I can’t tell you how many times I’ve heard, “Well, if he didn’t do it he did something else…” Uttering those words should be an immediate firing offense for any police officer or prosecutor.
How else can we improve the “quality” of confessions? According to the Innocence project, mandatory recording of interrogations is the single best tool to prevent false confessions:
The electronic recording of interrogations, from beginning to end, is the single best reform available to prevent wrongful convictions caused by false confessions. This record will improve the credibility and reliability of authentic confessions, while protecting the rights of innocent suspects.
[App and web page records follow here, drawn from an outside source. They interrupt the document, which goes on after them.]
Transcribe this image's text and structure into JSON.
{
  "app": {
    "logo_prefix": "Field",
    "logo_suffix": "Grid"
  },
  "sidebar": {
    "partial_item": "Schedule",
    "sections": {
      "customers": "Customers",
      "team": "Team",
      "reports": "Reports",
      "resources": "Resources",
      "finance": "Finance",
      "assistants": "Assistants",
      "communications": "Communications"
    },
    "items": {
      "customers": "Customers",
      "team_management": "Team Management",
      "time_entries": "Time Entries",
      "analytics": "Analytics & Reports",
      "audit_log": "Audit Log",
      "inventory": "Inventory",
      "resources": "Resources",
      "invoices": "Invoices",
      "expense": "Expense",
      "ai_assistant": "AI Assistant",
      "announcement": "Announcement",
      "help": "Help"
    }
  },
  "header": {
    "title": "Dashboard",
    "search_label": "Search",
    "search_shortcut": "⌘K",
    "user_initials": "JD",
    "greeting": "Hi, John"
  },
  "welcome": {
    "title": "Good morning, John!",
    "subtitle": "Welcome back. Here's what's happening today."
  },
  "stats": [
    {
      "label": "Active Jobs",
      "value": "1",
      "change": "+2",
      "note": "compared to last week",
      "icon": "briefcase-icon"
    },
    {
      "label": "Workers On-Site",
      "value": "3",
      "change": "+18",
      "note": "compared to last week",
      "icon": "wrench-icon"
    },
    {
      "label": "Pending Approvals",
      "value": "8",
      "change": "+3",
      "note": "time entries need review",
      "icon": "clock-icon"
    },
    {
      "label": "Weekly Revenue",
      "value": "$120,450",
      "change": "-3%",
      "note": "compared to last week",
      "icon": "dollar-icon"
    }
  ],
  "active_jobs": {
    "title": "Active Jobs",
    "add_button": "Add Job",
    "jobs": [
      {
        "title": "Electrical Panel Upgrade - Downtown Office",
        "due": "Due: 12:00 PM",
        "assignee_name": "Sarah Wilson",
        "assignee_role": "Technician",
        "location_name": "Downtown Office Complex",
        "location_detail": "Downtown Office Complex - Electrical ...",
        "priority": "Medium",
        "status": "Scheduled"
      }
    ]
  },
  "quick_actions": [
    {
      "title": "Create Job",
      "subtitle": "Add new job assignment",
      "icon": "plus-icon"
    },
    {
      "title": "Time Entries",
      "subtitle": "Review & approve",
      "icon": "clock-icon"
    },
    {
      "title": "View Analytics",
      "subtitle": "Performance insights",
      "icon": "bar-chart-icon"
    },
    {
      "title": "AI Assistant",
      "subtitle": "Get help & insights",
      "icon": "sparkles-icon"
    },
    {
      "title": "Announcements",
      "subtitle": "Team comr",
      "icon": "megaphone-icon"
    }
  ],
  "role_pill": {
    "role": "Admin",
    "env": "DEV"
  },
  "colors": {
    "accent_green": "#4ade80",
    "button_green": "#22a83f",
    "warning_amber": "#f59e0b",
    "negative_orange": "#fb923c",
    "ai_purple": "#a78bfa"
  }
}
But, “mandatory” recording is meaningless unless there is some way to enforce it – a common practice is to interrogate a suspect until the detective gets a confession, and then turn on the recording equipment and have them repeat their “confession.”
Police officers will not go to jail for obstruction of justice or subornation of perjury after they tell a suspect (or witness) what to say and then threaten them until they repeat it. They won’t be disciplined by their police department, either.
The only way to enforce a mandatory recording requirement is to dismiss the charges against the suspect, taking away the “benefit” of the coerced statement and putting public pressure on law enforcement to do it right the next time…
But, we already exclude confessions that are coerced or obtained in violation of Miranda, right? Do we, really? If you have ever tried to prove to a judge who is biased in favor of the state that a confession that is not recorded was coerced…
SC’s Corroboration Rule
For what it’s worth, South Carolina and many states have a “corroboration rule.” Any “confession,” or even an “admission” that can be used against a person, must be corroborated by some other evidence that the person committed the crime.
Criminal Defense Lawyer in Charleston, SC
Grant B. Smaldone represents clients in criminal cases in SC state and federal courts in Charleston, SC, and the surrounding area.